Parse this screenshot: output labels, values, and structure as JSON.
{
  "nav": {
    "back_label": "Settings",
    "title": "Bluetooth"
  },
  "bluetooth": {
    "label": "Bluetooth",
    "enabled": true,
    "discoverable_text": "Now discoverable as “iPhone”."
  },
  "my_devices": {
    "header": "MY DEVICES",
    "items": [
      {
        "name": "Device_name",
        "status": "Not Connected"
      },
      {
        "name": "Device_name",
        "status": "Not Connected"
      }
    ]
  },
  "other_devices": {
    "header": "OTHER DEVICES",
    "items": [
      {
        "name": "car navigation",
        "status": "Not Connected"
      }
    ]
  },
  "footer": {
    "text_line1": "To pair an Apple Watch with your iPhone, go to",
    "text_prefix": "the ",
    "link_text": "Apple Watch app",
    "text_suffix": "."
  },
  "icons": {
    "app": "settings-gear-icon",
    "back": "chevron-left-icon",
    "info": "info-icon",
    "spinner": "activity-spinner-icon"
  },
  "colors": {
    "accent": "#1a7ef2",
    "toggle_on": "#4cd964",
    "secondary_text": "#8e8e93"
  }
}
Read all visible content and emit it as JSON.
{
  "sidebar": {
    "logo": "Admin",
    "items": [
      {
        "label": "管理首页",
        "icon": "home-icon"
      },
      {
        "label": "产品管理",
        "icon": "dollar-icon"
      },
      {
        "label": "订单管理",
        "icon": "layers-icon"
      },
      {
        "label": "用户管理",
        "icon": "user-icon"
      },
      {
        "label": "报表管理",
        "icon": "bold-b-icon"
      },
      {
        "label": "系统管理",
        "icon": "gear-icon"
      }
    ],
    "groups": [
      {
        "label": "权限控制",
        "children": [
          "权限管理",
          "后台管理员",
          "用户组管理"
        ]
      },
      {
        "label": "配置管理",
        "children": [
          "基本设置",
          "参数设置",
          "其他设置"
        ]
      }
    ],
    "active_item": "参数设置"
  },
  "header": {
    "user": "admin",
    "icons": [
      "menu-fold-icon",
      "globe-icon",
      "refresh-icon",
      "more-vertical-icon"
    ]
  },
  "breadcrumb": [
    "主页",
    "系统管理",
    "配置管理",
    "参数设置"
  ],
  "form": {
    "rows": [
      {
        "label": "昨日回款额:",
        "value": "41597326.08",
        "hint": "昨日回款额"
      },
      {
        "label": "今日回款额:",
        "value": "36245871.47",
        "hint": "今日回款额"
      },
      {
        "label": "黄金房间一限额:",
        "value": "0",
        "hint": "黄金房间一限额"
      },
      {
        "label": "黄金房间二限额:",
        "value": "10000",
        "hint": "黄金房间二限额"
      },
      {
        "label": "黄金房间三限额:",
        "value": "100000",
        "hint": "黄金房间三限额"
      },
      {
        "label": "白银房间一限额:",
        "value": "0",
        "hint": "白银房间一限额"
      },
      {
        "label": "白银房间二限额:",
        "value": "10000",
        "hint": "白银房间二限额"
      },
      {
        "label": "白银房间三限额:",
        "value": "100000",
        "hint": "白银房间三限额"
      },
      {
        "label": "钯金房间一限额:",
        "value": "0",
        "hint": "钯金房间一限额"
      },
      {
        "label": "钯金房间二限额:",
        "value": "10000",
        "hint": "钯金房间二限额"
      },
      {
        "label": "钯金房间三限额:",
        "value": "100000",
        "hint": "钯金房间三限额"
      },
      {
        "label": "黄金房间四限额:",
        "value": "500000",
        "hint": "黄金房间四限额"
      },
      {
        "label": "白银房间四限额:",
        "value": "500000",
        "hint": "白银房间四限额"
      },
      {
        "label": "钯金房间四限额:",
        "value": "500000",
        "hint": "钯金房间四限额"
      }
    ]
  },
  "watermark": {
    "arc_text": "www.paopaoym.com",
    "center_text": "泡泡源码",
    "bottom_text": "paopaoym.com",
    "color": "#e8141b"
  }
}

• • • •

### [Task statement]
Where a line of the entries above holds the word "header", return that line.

### [Solved problem]
    "header": "MY DEVICES",
    "header": "OTHER DEVICES",
  "header": {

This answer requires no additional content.